### What to produce:
What is needed here is an exact copy of all the entries below.

START Source information

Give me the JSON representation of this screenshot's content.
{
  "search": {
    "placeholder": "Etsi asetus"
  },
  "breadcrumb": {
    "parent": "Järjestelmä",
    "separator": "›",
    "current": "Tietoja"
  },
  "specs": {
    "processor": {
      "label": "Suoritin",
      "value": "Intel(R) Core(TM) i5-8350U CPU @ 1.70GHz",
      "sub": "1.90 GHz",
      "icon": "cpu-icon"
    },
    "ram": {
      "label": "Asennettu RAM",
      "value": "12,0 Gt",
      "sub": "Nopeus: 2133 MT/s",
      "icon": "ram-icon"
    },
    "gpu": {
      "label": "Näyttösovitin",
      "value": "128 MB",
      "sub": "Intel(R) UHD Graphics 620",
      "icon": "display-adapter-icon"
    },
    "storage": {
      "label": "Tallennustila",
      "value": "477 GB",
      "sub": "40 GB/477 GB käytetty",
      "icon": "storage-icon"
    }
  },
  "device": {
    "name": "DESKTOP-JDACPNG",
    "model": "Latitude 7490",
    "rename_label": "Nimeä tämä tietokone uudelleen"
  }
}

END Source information

### Result:
Give me the JSON representation of this screenshot's content.
{
  "search": {
    "placeholder": "Etsi asetus"
  },
  "breadcrumb": {
    "parent": "Järjestelmä",
    "separator": "›",
    "current": "Tietoja"
  },
  "specs": {
    "processor": {
      "label": "Suoritin",
      "value": "Intel(R) Core(TM) i5-8350U CPU @ 1.70GHz",
      "sub": "1.90 GHz",
      "icon": "cpu-icon"
    },
    "ram": {
      "label": "Asennettu RAM",
      "value": "12,0 Gt",
      "sub": "Nopeus: 2133 MT/s",
      "icon": "ram-icon"
    },
    "gpu": {
      "label": "Näyttösovitin",
      "value": "128 MB",
      "sub": "Intel(R) UHD Graphics 620",
      "icon": "display-adapter-icon"
    },
    "storage": {
      "label": "Tallennustila",
      "value": "477 GB",
      "sub": "40 GB/477 GB käytetty",
      "icon": "storage-icon"
    }
  },
  "device": {
    "name": "DESKTOP-JDACPNG",
    "model": "Latitude 7490",
    "rename_label": "Nimeä tämä tietokone uudelleen"
  }
}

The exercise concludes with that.